Some children who had been sitting at the front of the ferry fell over, and other passengers were treated at the scene for minor injuries.
Fullers blamed a faulty steering system. The Kea was not damagedand was soon back in service after an investigation by Maritime NZ.
While carrying 38 passengers from Devonport during an early morning run in March 2006 the Kea ran into trouble.
This time it collided with another ferry.
The crash caused a metre-long hole above the water line in the hull of the Starflyte.
No one was injured. Nobody was on the Starflyte ferry, which was moored at the main Auckland terminal having an annual maintenance survey.
A fault in a battery charger providing steering power to the Kea was blamed.
At the time the Kea had only just returned to service from a fortnight out of action because of damage to its drive shaft when a foreign object was sucked into a propeller.
In May 2004, the ferry was sailing from Devonport with 47 passengers and crew when the skipper was alerted to someone overboard.
The passenger had apparently jumped after saying "I'm not feeling well", a Maritime NZ report reads.
The person was 300-400m away from the Kea and thrown a lifebuoy before being brought back onboard. Once ashore he was handed over to the police.
And in 2001, dozens of people were onboard when the Kea's master lost control while approaching Queen's Wharf.
It hit another Fullers ferry, which then shunted it into a third vessel.
Witnesses described the Kea veering to the side before it thumped into the Manu ferry, which bumped into the Kestrel, a then 94-year-old vessel in the Fullers fleet.
No one was hurt, but the Manu suffered damage to its beam. The crash occurred after a generator failed on the Kea, Fullers said.
The cause of the 2017 crash was somewhat of a mystery, but ferry masters consider the Devonport wharf to be more difficult to berth because it is exposed to tidal influences.
A sudden gust of wind would be enough to push the Kea off course, court documents read.
An report by Fullers for the 2017 crash said the accident was a result of systems and tidal influences.
The report found insufficient training on berthing Kea was a risk not only to the business but to those onboard the vessel.
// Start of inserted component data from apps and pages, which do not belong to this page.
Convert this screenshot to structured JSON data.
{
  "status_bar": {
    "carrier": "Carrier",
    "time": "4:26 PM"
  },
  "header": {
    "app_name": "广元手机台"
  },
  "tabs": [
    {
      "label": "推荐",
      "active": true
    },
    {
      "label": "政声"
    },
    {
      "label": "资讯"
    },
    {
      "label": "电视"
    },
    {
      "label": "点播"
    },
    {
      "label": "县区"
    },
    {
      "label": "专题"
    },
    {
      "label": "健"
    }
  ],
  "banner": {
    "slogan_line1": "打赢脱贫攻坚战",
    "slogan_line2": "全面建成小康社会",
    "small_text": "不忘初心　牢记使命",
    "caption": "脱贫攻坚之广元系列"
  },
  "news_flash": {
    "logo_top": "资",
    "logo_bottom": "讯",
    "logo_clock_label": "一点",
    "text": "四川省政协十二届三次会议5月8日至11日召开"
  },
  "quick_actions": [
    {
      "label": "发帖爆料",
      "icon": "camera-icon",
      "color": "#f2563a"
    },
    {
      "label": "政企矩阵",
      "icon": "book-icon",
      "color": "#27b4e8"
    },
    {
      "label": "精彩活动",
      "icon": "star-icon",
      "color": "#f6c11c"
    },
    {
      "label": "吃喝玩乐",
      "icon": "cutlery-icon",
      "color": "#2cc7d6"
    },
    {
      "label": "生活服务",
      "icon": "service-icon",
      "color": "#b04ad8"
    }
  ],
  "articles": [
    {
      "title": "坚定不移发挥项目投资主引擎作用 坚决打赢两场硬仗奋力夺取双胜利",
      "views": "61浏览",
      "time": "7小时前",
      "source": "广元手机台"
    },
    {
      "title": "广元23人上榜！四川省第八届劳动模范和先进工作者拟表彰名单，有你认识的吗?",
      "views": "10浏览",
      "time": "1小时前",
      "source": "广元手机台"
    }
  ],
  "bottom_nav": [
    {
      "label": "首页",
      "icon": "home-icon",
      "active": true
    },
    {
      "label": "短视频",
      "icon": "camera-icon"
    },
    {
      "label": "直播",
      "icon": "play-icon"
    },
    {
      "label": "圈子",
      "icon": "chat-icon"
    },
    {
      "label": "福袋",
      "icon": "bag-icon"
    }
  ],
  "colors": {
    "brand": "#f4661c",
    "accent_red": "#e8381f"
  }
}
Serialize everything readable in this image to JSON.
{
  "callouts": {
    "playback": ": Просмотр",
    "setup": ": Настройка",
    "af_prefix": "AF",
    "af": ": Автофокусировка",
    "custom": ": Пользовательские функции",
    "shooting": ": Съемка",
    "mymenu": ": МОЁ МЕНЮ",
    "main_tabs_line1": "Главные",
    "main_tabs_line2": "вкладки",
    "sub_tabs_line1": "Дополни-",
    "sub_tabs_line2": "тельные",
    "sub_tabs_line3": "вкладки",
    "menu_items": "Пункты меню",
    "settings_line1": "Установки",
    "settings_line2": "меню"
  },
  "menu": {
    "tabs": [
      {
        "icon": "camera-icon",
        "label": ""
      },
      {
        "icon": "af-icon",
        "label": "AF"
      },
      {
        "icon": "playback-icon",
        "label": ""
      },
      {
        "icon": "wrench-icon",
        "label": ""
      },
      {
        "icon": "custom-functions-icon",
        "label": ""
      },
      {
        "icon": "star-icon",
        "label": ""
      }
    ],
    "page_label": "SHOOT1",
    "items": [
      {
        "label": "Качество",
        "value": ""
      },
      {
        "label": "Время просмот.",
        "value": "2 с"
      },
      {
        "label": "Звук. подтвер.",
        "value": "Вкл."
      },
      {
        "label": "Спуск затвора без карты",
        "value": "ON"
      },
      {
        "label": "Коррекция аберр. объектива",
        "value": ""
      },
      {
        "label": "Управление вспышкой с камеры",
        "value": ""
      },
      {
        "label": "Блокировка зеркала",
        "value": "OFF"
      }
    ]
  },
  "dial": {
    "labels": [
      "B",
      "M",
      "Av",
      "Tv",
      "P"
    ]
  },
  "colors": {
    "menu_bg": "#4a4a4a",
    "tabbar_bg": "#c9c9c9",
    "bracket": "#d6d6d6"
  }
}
After the 2015 crash the Kea masters were retrained and Fullers also increased its budget for skills and training.
It came after internal memos to staff during late November 2014, by Fuller's health and safety manager, said the faults of the Kea were still "resulting in a number of potentially serious control failure incidents".
Horne said safety was the company's "top priority, and a core value across our operation".
He earlier told the Herald Fullers planned to invest $1.2 million in vessel training and $350,000 in crew training in the past year alone, after committing in 2018 to investing more heavily in training and to "raise the bar in operational safety".
The Kea: A cursed catamaran?
• 2001: The ferry veered and crashed into another Fullers ferry, which was tied to the dock, and bumped into a third ferry.
• While sailing from Devonport a passenger jumped overboard.
• 2006: The Kea gouged a metre-long hole in the hull of another Fullers ferry. There were no injuries.
• 2007: The Kea's passengers were thrown to the deck after the vessel developed a steering fault and crashed into a pier. Some passengers were treated for minor injuries.
• 2009: Crashed into the Devonport wharf, injuring a passenger who fell down the stairs and was knocked unconscious.
• 2011: The Kea collided with another berthed ferry. One person was treated for minor injuries.
• 2015: Major crash into Devonport wharf, injuring several passengers and crew. Maritime NZ prosecutes Fullers and the company is later ordered to pay nearly $100,000 to the victims and fined $40,000.
• 2017: Crashes into Devonport wharf again, a woman falls down the stairs and suffers head injuries. Maritime NZ again prosecutes Fullers.
• 2019: Fullers pleads guilty to failing to comply with a duty that exposed an individual to risk of death or serious injury and later announces it is in the process of decommissioning the Kea.
• 2020: Fullers is sentenced in the Auckland District Court and is fined and ordered to pay $155,000 in reparations. It is also issued with a work health and safety project order.